[Dataset excerpts]
● ● ● ● ●

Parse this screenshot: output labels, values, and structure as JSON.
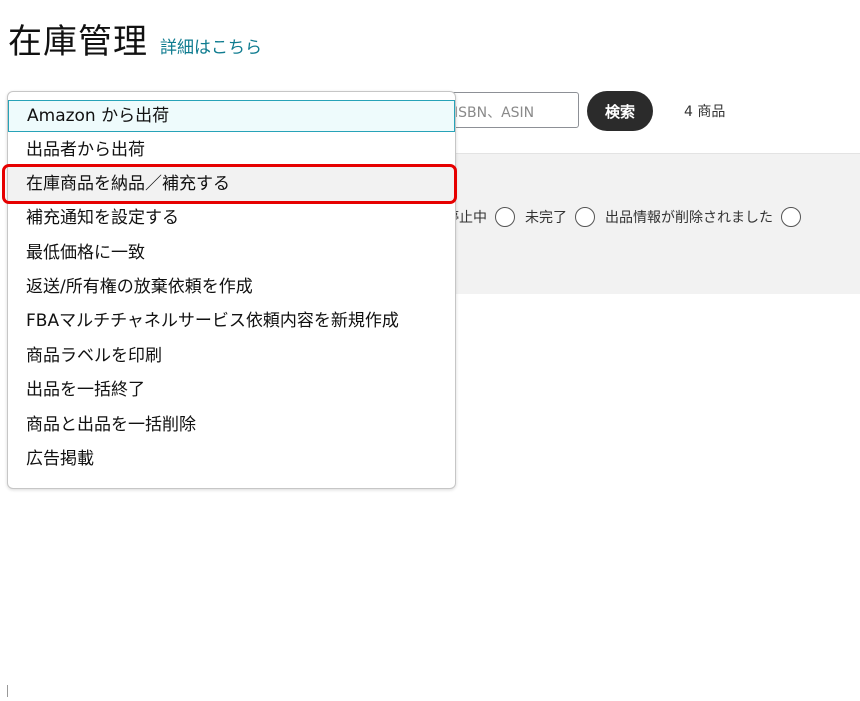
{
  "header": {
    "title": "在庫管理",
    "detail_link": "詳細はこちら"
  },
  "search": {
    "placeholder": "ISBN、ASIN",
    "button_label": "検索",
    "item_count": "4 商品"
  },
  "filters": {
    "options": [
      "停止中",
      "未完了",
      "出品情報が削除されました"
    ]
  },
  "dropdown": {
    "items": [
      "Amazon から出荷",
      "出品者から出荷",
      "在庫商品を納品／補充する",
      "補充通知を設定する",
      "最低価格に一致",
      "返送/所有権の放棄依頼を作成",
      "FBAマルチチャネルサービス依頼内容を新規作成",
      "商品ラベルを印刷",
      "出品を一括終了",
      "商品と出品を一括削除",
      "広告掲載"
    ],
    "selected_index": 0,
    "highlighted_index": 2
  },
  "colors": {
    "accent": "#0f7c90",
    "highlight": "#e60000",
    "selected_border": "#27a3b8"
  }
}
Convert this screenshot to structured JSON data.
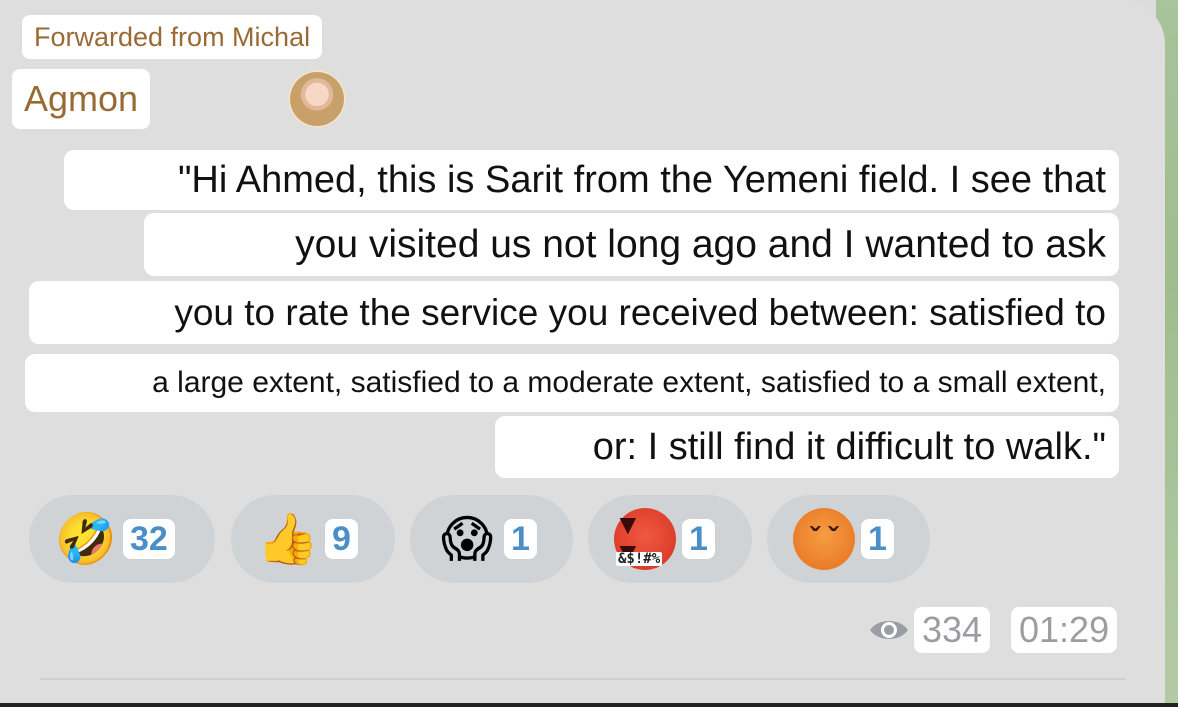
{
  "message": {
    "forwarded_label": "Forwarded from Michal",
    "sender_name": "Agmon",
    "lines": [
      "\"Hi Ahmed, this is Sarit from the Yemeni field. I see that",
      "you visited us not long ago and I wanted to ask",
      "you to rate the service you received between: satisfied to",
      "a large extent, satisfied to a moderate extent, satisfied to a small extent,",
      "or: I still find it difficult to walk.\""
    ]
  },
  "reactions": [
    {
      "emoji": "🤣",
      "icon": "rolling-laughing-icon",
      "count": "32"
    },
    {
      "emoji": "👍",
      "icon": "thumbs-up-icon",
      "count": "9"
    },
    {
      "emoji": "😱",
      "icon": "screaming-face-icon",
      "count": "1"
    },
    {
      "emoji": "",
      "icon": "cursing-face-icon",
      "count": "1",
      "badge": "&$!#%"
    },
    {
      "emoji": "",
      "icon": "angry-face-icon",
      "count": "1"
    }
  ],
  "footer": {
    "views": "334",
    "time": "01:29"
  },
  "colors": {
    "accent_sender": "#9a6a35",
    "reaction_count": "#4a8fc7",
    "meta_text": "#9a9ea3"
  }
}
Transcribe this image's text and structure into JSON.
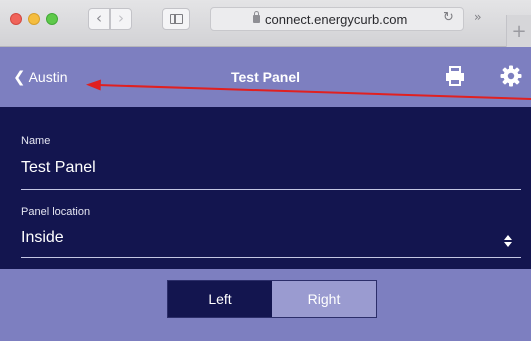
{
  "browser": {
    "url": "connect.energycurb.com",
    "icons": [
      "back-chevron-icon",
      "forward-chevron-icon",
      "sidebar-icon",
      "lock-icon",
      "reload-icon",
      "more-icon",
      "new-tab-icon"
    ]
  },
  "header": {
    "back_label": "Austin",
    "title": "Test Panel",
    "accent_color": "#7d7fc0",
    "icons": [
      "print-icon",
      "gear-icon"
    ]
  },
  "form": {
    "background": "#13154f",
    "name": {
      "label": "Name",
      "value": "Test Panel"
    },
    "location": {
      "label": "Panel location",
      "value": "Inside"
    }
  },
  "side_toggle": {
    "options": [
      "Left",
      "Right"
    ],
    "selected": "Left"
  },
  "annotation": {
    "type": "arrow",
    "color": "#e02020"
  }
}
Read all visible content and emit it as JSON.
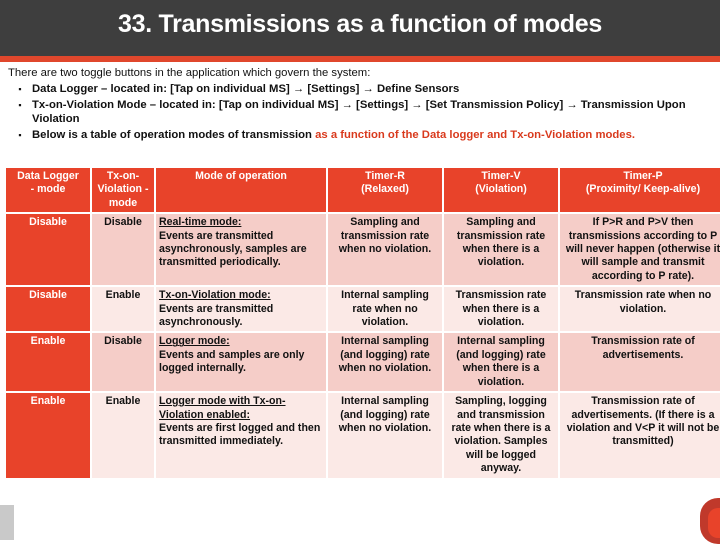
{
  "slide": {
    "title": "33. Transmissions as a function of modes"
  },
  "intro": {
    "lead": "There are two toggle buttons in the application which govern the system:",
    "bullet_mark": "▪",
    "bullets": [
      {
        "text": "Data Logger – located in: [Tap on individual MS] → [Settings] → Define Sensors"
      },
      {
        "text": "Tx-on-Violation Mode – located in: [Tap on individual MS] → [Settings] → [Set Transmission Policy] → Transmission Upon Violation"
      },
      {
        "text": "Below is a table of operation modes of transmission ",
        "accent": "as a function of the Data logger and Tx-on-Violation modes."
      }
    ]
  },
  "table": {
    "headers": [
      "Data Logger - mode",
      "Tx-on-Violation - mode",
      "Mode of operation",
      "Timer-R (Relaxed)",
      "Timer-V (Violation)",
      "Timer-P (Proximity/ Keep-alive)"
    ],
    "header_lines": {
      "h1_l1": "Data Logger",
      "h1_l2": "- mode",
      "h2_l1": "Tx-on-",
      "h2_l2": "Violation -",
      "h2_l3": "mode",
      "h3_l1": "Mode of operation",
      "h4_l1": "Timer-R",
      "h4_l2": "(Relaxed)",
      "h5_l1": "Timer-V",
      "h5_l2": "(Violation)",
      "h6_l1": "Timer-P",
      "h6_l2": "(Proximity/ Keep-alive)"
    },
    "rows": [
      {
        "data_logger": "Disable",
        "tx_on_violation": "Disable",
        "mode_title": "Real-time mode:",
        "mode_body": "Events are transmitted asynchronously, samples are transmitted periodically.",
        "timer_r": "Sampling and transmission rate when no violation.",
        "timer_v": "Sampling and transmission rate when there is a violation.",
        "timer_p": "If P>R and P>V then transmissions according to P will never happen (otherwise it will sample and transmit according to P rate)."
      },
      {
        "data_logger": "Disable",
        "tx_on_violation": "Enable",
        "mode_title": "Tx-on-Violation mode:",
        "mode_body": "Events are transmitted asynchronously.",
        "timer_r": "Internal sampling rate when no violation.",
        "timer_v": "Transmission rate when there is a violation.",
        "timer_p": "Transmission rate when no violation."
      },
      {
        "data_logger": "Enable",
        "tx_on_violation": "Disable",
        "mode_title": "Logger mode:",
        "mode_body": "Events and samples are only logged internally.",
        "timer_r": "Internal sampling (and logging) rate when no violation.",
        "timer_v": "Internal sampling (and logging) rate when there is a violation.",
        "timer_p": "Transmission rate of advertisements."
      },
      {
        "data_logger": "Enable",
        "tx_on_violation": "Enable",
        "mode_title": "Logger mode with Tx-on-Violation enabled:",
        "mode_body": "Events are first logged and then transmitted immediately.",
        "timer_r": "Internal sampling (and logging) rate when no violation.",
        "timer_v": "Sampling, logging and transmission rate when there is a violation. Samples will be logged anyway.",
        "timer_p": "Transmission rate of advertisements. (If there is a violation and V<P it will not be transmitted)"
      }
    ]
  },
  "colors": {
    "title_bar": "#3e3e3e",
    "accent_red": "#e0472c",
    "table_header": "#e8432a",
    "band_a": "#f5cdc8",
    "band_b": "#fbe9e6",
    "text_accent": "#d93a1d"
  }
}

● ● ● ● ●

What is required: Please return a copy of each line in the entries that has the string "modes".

Answer to this problem:
    "title": "33. Transmissions as a function of modes"
        "text": "Below is a table of operation modes of transmission ",
        "accent": "as a function of the Data logger and Tx-on-Violation modes."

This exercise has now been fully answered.